Outgoing Israeli Premier Ehud Olmert on Monday, February 23, relieved his pointman on Egyptian-brokered truce talks with Hamas after he publically criticized the embattled premier for changing the conditions for a long-time ceasefire.
"The prime minister decided to suspend Amos Gilad from his functions as negotiator with Egypt as he no longer enjoys his confidence," a senior government official told Agence France Presse (AFP), requesting anonymity.
"Gilad had a sensitive role as he carried negotiations with Egypt on a truce and the liberation of Gilad Shalit, but unfortunately his behavior, in particular an interview given last week to the daily Maariv, lost him the confidence of his superiors."
Gilad had criticized Olmert and the security government for changing the rules of the negotiations by linking a truce deal to the release of the Israeli soldier captured by Palestinian groups in 2006.
He warned that the new position was "insulting" to the Egyptians who had been working hard to bridge gaps between Israel and Hamas for a 18-month truce.
The dismissal decision was followed by an official complaint filed by Olmert against Gilad with Civil Service Commissioner Shmuel Hollander.
"Gilad’s statements as expressed in the letter are particularly serious, and seem to harm Israel’s foreign relations and the prime minister’s status," read the complaint, a copy of which was forwarded to Defense Minister Ehud Barak.
"In light of this, I ask you to immediately order a disciplinary investigation against Amos Gilad, and, inasmuch as disciplinary infractions are found, to take binding measures."

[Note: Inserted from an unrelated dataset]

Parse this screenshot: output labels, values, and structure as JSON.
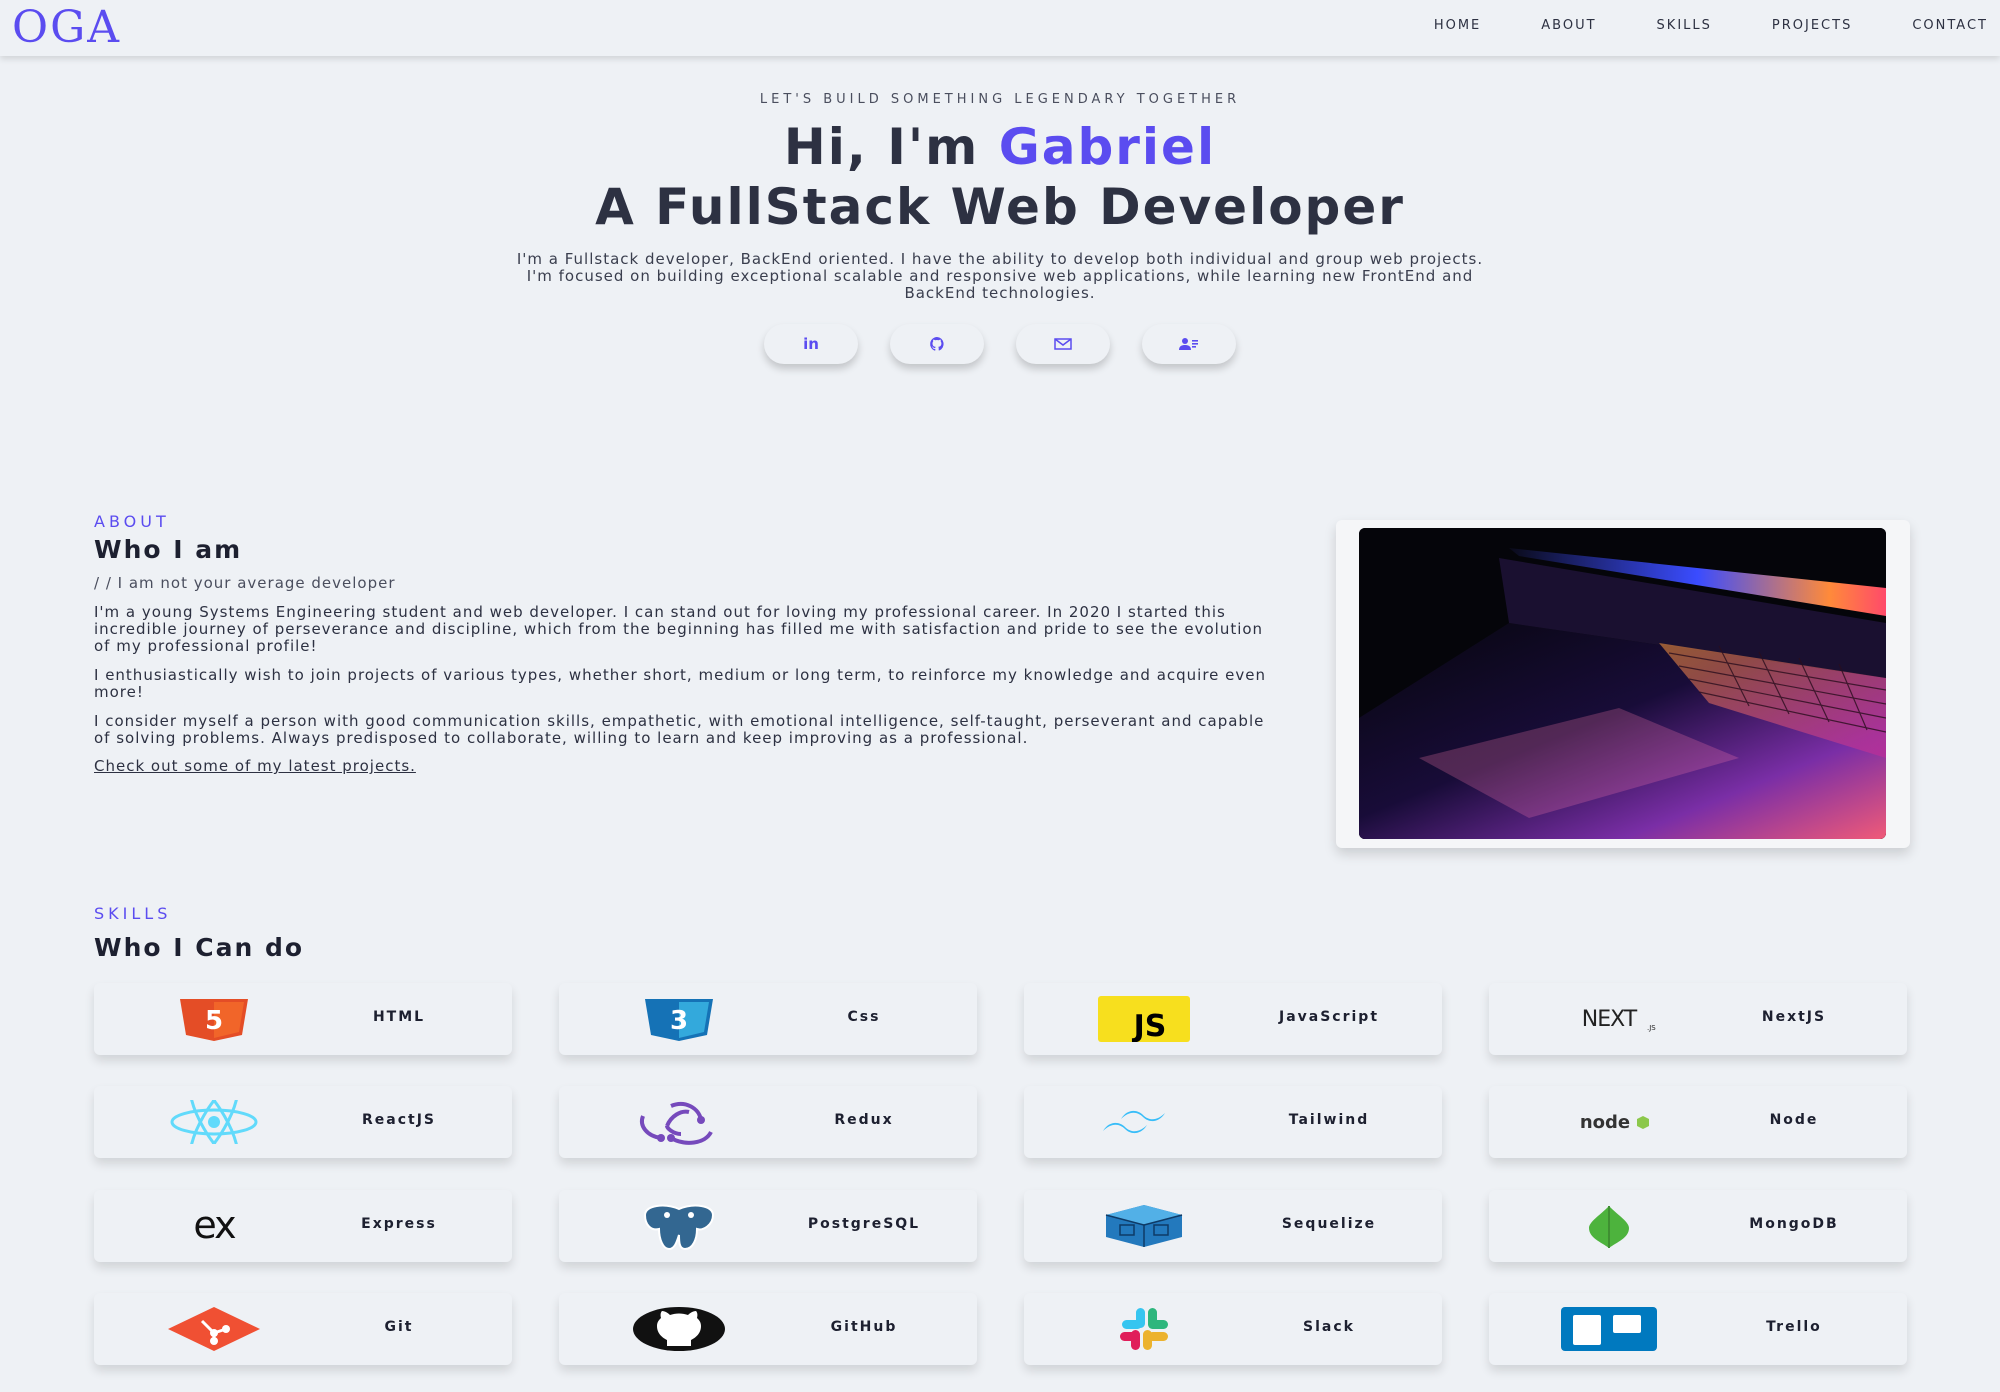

Gilad’s dismissal decision drew immediate rebuke from defense ministry officials as harmful.
"It is the prime minister’s right not to rely on the ability and expertise of Amos Gilad, but it is Israel who suffers the consequences," defense officials told Haaretz.
Gilad, an aide to Defense Minister Ehud Barak, has been shuttling between Cairo and Tel Aviv to turn two unilateral ceasefires declared by Israel and Hamas after the three-week Israeli Gaza onslaught into a long-term truce.
"It is a shame that all this background noise is drowning out the negotiations on the really important issues," the officials said.
Barak weighed in, issuing a statement of support for Gilad.
"The defense establishment believes we should focus on advancing Gilad Shalit’s release and utilizing the achievements of Operation Cast Lead instead of intra-governmental disputes."
He said Gilad contributed to preserving relations with Egypt after Israel launched the Gaza war which killed nearly 1400 Palestinians and wrecked havoc on its infrastructure.
"It’s a shame that in the last days of his government, the prime minister chose an extreme way of attacking and attempting to exercise the full rigor of the law with a dedicated and excellent civil servant."
(IslamOnline.net and Agencies)